Articles Tagged with financial elder abuse

jeremy-wong-298986-copy-300x200A California woman and her daughter were recently charged with financial elder abuse for coercing the woman’s long time boyfriend into signing away the deed to his residence when he clearly lacked the capacity to do so. The two women are also alleged to have forged medical documents in order to facilitate the transfer of the property. Unfortunately, circumstances like this are not rare. In fact, a majority of financial elder abuse is committed by individuals known to the victim, such as family members. If you have been victimized by a loved one or suspect that someone you know is being victimized by financial elder abuse, contact the elder law attorneys at Willoughby Brod today to learn how we can help.

What is Financial Elder Abuse?

Financial elder abuse is a type of elder abuse that involves the misappropriation of funds. Sadly, the majority of financial elder abusers are family, friends, and acquaintances of the victim. While elderly individuals with alzheimer’s and dementia are at a particularly high risk, any unsuspecting elderly individual can fall prey to financial elder abuse.
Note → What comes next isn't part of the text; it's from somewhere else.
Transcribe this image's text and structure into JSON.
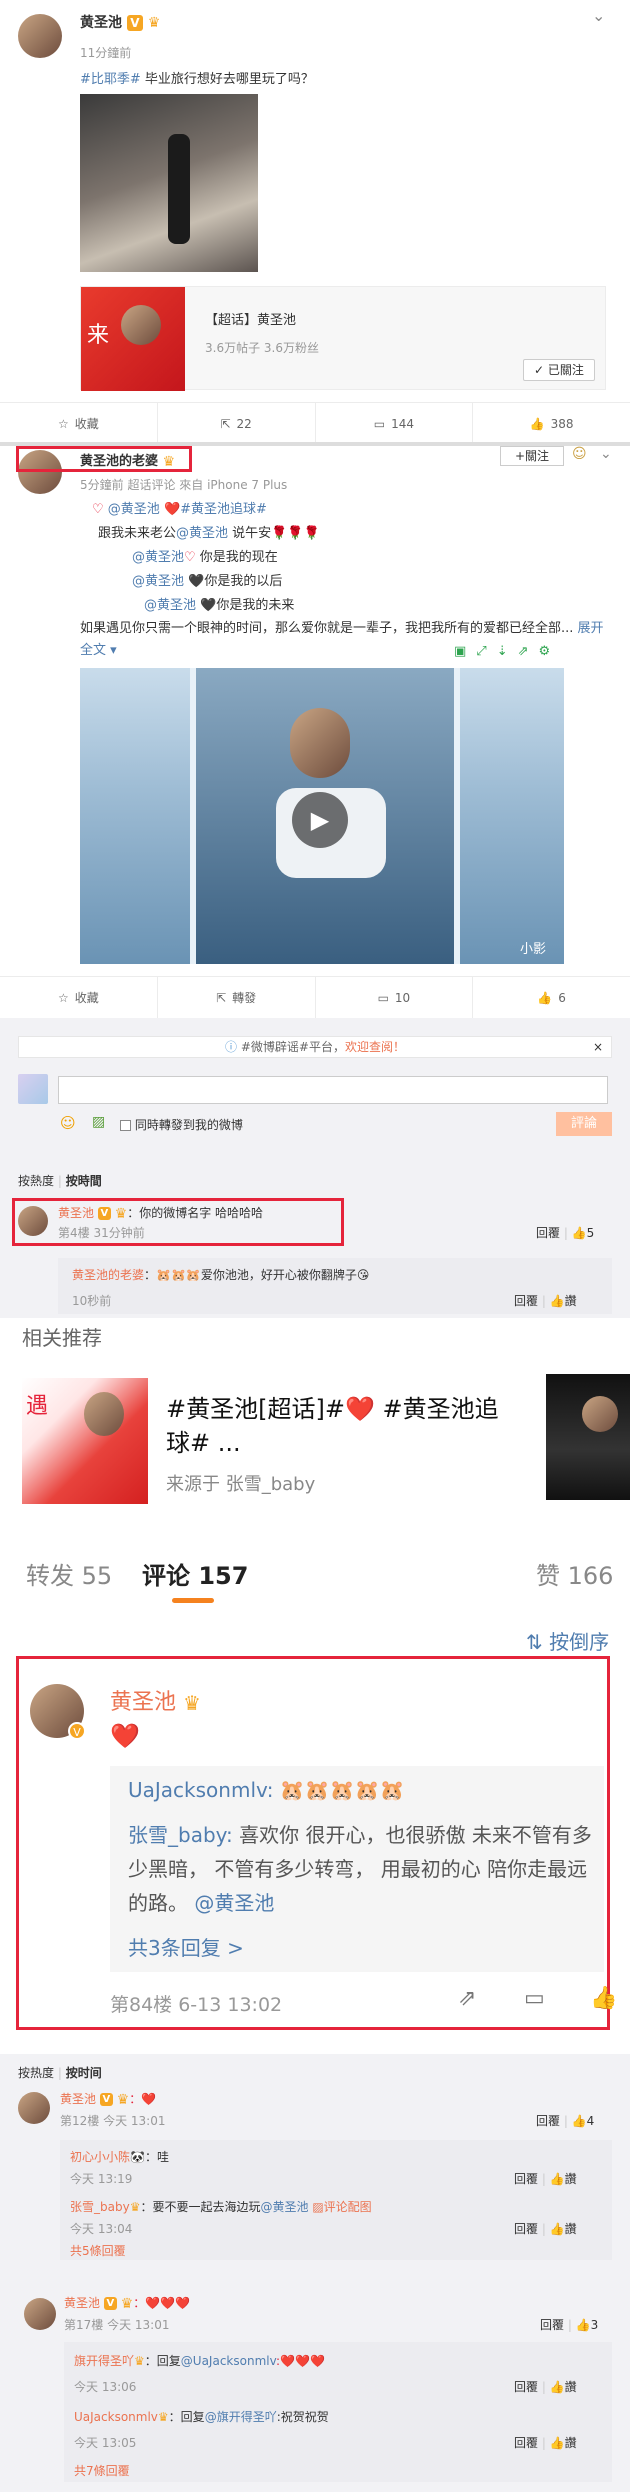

tim-evans-88330-copy-300x200The First District Court of Appeal in California found the state’s Elder Abuse and Dependent Adult Civil Protection Act should be interpreted broadly. In Mahan v. Charles E. Chan Insurance Agency, Inc., the court determined that the Act covers claims arising from bad faith insurance sales practices. Despite the elderly plaintiffs not paying for the insurance policy directly, the court determined that they suffered a unique injury. This decision is likely to be important down the road as more financial elder abuse claims come to light, and individuals and their loved ones strive to protect their interests and punish those who attempt to take advantage. If you believe this decision may affect your civil claim regarding financial elder abuse, contact an experienced San Francisco elder neglect and abuse attorney from Brod Law Firm today.

Mahan v. Charles E. Chan Insurance Agency, Inc.

In the 1990s, Fred and Martha purchased life insurance policies that were held in a revocable living trust for the benefit of their kids. The trust was self-sustaining so that it could continue to pay the insurance policies’ premiums without the couple paying more money into the trust themselves. In 2013, when Fred was suffering from cognitive decline and confusion, and Martha had been diagnosed with Alzheimer’s disease, the defendants altered the couple’s policies through unfair practices.